"The driver said there was a 'banger' in the car. That's a gun," Perez said.
The other gang members in the car were older. They told police they were out to avenge a murder.
Perez and Officer Pedro Hernandez searched every person in the car until they found the pistol on a boy with a "youthful face" who admitted he was an MLD, too.
"My first thought was, 'How did this kid get a gun?' Is it his dad's? Did he get it from a fellow gang member? The kid's 14 and should be in school or playing sports, not here carrying a gun," Perez said. "It's a sad reality that every stop you make, a kid — no matter how old — could have a gun."
Hernandez said adult gang members often have kids carry their pistols because they know that gun possession for gang members now carries a mandatory minimum prison sentence.
"Of all the gun arrests I make, I'd say about a quarter of them are juveniles," Hernandez said.
Perez said he also catches underage kids toting BB guns that kids often use in armed robberies.
"The BB gun is a gun gateway, absolutely. You get a feel how it looks, how it feels in your hand. How you look with it. There's a lot of intimidation that goes with a BB gun. You can't really tell if it's a BB gun or a gun," Perez said. "It empowers them and gives them the confidence to take it a step higher to the real thing."
GATEWAY TO MURDER
For Rodnell, part of his boldness came from knowing that every time he got arrested as a boy — theft, battery, robbery, carrying a gun — the cops couldn't hold him for too long.
And when his case got to juvenile court he'd wind up on probation and back in Cabrini living with his mom.

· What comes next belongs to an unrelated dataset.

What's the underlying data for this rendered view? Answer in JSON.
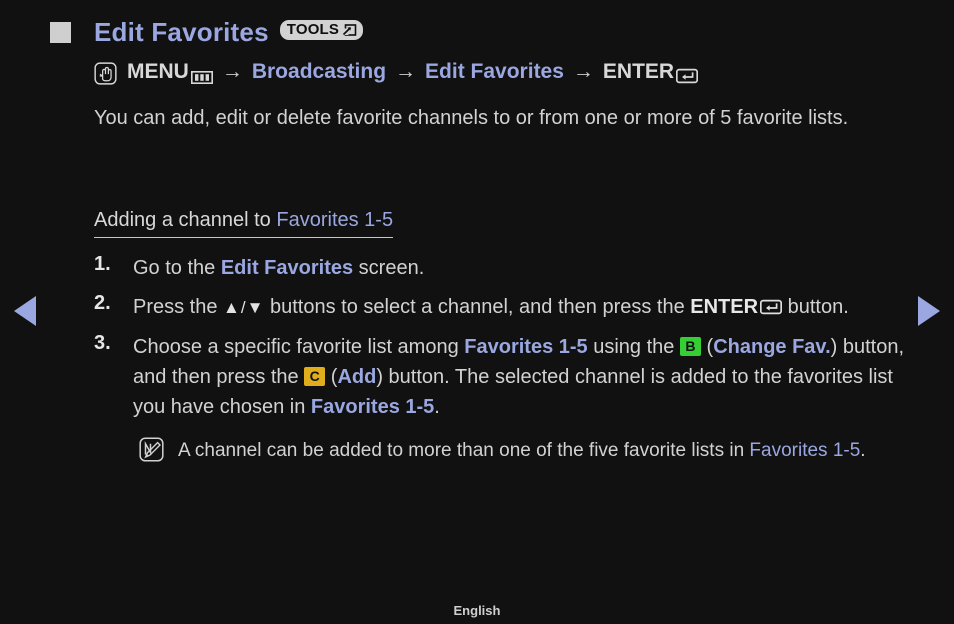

"They just sent me back to the neighborhood, so I never really had nothing to fear. I didn't have to go through no program, never had someone constantly over me telling me, 'You gotta do this, you gotta go to school.' It was just the same as always," Rodnell says. "I never had no motivation to change. If a kid don't have that fear, all you're gonna get is the same result."
In Illinois, juvenile court judges are required by state law to hand down the least restrictive sentences.
A delinquent child can be sentenced to juvenile detention only after efforts are made to "eliminate the need for the minor to be removed from the home" — even in the case of gun possession, according to the Juvenile Court Act of 1987.
About 87 percent of Chicago kids found guilty of gun possession were sentenced to probation or supervision in 2012, according to juvenile court records obtained through the Freedom of Information Act.
Judge Michael Toomin, who presides over the Cook County juvenile court, said sentences are dictated by the Juvenile Court Act.
"That's what the Legislature told us to do. That's what guides us," Toomin said. "It's the overriding philosophy we implement and follow."
McCarthy said that when it comes to kids carrying guns, the juvenile justice system isn't working.
"They're supposed to give the least-restrictive sentence. If they do that the first, second, 10th time, is it still going to be least-restrictive?" he asked. "I don't know what's going on with that, but until the laws of the State of Illinois are geared to reduce gun violence we’re going to keep seeing these problems."
McCarthy said statistics show that gun offenders are getting younger, and "Possession of an [illegal] firearm is a gateway crime to committing murder."
"Once you get caught with a gun, you’re four times more likely to get caught again," McCarthy said. "There has to be some sort of sanction, something to elicit corrective behavior from kids. Because obviously, it's not happening."